→ **Task item**
Would you please write out each entry precisely as given?

[Saved data entries]
------------------------------------------------------------------------
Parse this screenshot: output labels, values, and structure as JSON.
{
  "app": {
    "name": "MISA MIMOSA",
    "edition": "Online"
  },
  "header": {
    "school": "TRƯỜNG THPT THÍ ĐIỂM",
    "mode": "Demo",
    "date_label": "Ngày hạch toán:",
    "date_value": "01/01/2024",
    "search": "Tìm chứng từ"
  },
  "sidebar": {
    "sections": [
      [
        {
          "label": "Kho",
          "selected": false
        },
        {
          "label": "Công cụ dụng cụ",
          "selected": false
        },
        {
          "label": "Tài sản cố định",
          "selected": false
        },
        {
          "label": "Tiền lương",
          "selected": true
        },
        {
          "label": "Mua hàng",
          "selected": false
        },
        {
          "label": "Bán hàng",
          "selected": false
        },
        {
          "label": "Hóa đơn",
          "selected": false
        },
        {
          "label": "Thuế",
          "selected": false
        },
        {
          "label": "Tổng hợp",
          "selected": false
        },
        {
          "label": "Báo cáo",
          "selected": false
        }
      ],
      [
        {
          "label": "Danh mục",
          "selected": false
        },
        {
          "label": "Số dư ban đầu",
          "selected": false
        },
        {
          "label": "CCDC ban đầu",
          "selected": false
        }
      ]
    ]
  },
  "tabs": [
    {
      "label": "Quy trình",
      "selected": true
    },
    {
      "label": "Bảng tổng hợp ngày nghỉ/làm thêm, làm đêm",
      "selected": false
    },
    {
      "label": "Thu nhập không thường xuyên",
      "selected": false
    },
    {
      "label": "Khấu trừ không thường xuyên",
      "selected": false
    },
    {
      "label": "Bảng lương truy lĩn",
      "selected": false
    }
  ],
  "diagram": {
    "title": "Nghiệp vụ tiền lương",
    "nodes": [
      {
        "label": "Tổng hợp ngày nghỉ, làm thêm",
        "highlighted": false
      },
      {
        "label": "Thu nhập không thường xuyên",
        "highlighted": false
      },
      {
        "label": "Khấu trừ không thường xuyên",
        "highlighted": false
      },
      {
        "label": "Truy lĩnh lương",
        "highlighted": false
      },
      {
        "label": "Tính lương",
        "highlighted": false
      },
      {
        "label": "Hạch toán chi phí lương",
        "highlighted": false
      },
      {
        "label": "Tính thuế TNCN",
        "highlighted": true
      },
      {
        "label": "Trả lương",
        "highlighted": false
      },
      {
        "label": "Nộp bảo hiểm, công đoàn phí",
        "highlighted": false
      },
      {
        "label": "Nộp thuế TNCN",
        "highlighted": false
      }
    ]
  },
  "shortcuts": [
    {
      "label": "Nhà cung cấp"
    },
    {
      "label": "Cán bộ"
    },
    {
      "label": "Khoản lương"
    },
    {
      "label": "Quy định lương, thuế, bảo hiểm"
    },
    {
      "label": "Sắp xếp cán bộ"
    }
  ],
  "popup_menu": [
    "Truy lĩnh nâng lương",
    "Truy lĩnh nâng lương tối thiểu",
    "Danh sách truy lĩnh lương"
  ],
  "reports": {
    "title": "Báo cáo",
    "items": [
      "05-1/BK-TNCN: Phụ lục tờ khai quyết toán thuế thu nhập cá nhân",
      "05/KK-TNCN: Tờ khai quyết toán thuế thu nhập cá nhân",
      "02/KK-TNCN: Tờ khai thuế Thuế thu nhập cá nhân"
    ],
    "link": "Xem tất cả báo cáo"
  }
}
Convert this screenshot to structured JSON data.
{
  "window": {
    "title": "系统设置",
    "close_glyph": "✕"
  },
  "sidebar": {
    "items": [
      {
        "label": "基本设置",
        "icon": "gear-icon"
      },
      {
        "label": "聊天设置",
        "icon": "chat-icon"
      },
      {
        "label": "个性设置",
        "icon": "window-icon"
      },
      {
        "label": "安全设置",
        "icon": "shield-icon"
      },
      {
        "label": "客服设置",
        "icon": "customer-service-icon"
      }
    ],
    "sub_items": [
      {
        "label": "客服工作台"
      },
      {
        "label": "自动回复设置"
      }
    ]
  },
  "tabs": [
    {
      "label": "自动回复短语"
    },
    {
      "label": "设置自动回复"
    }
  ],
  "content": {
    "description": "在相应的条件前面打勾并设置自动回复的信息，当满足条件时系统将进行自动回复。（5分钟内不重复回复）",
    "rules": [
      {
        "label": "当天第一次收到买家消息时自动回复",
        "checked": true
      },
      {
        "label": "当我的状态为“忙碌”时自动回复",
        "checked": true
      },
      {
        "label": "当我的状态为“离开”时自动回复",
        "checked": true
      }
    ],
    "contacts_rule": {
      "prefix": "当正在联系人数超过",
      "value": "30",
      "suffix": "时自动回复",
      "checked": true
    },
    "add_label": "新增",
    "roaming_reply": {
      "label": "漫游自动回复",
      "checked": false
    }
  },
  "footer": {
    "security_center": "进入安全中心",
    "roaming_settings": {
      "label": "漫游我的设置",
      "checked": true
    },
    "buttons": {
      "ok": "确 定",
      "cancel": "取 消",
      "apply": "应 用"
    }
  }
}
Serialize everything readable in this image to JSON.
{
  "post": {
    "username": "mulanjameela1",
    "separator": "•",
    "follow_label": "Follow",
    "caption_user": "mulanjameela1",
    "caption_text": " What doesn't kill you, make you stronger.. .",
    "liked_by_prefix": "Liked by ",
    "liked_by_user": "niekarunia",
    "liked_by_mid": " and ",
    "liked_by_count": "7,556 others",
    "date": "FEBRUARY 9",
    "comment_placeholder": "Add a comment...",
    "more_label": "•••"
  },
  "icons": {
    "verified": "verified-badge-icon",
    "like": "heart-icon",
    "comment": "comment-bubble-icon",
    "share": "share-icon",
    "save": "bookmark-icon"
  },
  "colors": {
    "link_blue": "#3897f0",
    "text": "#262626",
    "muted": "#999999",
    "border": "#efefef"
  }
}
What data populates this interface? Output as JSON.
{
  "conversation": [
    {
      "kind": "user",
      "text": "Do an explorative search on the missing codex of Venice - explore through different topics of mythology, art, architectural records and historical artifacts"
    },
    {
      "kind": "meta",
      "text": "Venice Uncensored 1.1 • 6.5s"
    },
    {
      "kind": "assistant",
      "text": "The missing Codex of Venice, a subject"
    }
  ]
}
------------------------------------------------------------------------
→ **Expected output**
Parse this screenshot: output labels, values, and structure as JSON.
{
  "app": {
    "name": "MISA MIMOSA",
    "edition": "Online"
  },
  "header": {
    "school": "TRƯỜNG THPT THÍ ĐIỂM",
    "mode": "Demo",
    "date_label": "Ngày hạch toán:",
    "date_value": "01/01/2024",
    "search": "Tìm chứng từ"
  },
  "sidebar": {
    "sections": [
      [
        {
          "label": "Kho",
          "selected": false
        },
        {
          "label": "Công cụ dụng cụ",
          "selected": false
        },
        {
          "label": "Tài sản cố định",
          "selected": false
        },
        {
          "label": "Tiền lương",
          "selected": true
        },
        {
          "label": "Mua hàng",
          "selected": false
        },
        {
          "label": "Bán hàng",
          "selected": false
        },
        {
          "label": "Hóa đơn",
          "selected": false
        },
        {
          "label": "Thuế",
          "selected": false
        },
        {
          "label": "Tổng hợp",
          "selected": false
        },
        {
          "label": "Báo cáo",
          "selected": false
        }
      ],
      [
        {
          "label": "Danh mục",
          "selected": false
        },
        {
          "label": "Số dư ban đầu",
          "selected": false
        },
        {
          "label": "CCDC ban đầu",
          "selected": false
        }
      ]
    ]
  },
  "tabs": [
    {
      "label": "Quy trình",
      "selected": true
    },
    {
      "label": "Bảng tổng hợp ngày nghỉ/làm thêm, làm đêm",
      "selected": false
    },
    {
      "label": "Thu nhập không thường xuyên",
      "selected": false
    },
    {
      "label": "Khấu trừ không thường xuyên",
      "selected": false
    },
    {
      "label": "Bảng lương truy lĩn",
      "selected": false
    }
  ],
  "diagram": {
    "title": "Nghiệp vụ tiền lương",
    "nodes": [
      {
        "label": "Tổng hợp ngày nghỉ, làm thêm",
        "highlighted": false
      },
      {
        "label": "Thu nhập không thường xuyên",
        "highlighted": false
      },
      {
        "label": "Khấu trừ không thường xuyên",
        "highlighted": false
      },
      {
        "label": "Truy lĩnh lương",
        "highlighted": false
      },
      {
        "label": "Tính lương",
        "highlighted": false
      },
      {
        "label": "Hạch toán chi phí lương",
        "highlighted": false
      },
      {
        "label": "Tính thuế TNCN",
        "highlighted": true
      },
      {
        "label": "Trả lương",
        "highlighted": false
      },
      {
        "label": "Nộp bảo hiểm, công đoàn phí",
        "highlighted": false
      },
      {
        "label": "Nộp thuế TNCN",
        "highlighted": false
      }
    ]
  },
  "shortcuts": [
    {
      "label": "Nhà cung cấp"
    },
    {
      "label": "Cán bộ"
    },
    {
      "label": "Khoản lương"
    },
    {
      "label": "Quy định lương, thuế, bảo hiểm"
    },
    {
      "label": "Sắp xếp cán bộ"
    }
  ],
  "popup_menu": [
    "Truy lĩnh nâng lương",
    "Truy lĩnh nâng lương tối thiểu",
    "Danh sách truy lĩnh lương"
  ],
  "reports": {
    "title": "Báo cáo",
    "items": [
      "05-1/BK-TNCN: Phụ lục tờ khai quyết toán thuế thu nhập cá nhân",
      "05/KK-TNCN: Tờ khai quyết toán thuế thu nhập cá nhân",
      "02/KK-TNCN: Tờ khai thuế Thuế thu nhập cá nhân"
    ],
    "link": "Xem tất cả báo cáo"
  }
}
Convert this screenshot to structured JSON data.
{
  "window": {
    "title": "系统设置",
    "close_glyph": "✕"
  },
  "sidebar": {
    "items": [
      {
        "label": "基本设置",
        "icon": "gear-icon"
      },
      {
        "label": "聊天设置",
        "icon": "chat-icon"
      },
      {
        "label": "个性设置",
        "icon": "window-icon"
      },
      {
        "label": "安全设置",
        "icon": "shield-icon"
      },
      {
        "label": "客服设置",
        "icon": "customer-service-icon"
      }
    ],
    "sub_items": [
      {
        "label": "客服工作台"
      },
      {
        "label": "自动回复设置"
      }
    ]
  },
  "tabs": [
    {
      "label": "自动回复短语"
    },
    {
      "label": "设置自动回复"
    }
  ],
  "content": {
    "description": "在相应的条件前面打勾并设置自动回复的信息，当满足条件时系统将进行自动回复。（5分钟内不重复回复）",
    "rules": [
      {
        "label": "当天第一次收到买家消息时自动回复",
        "checked": true
      },
      {
        "label": "当我的状态为“忙碌”时自动回复",
        "checked": true
      },
      {
        "label": "当我的状态为“离开”时自动回复",
        "checked": true
      }
    ],
    "contacts_rule": {
      "prefix": "当正在联系人数超过",
      "value": "30",
      "suffix": "时自动回复",
      "checked": true
    },
    "add_label": "新增",
    "roaming_reply": {
      "label": "漫游自动回复",
      "checked": false
    }
  },
  "footer": {
    "security_center": "进入安全中心",
    "roaming_settings": {
      "label": "漫游我的设置",
      "checked": true
    },
    "buttons": {
      "ok": "确 定",
      "cancel": "取 消",
      "apply": "应 用"
    }
  }
}
Serialize everything readable in this image to JSON.
{
  "post": {
    "username": "mulanjameela1",
    "separator": "•",
    "follow_label": "Follow",
    "caption_user": "mulanjameela1",
    "caption_text": " What doesn't kill you, make you stronger.. .",
    "liked_by_prefix": "Liked by ",
    "liked_by_user": "niekarunia",
    "liked_by_mid": " and ",
    "liked_by_count": "7,556 others",
    "date": "FEBRUARY 9",
    "comment_placeholder": "Add a comment...",
    "more_label": "•••"
  },
  "icons": {
    "verified": "verified-badge-icon",
    "like": "heart-icon",
    "comment": "comment-bubble-icon",
    "share": "share-icon",
    "save": "bookmark-icon"
  },
  "colors": {
    "link_blue": "#3897f0",
    "text": "#262626",
    "muted": "#999999",
    "border": "#efefef"
  }
}
What data populates this interface? Output as JSON.
{
  "conversation": [
    {
      "kind": "user",
      "text": "Do an explorative search on the missing codex of Venice - explore through different topics of mythology, art, architectural records and historical artifacts"
    },
    {
      "kind": "meta",
      "text": "Venice Uncensored 1.1 • 6.5s"
    },
    {
      "kind": "assistant",
      "text": "The missing Codex of Venice, a subject"
    }
  ]
}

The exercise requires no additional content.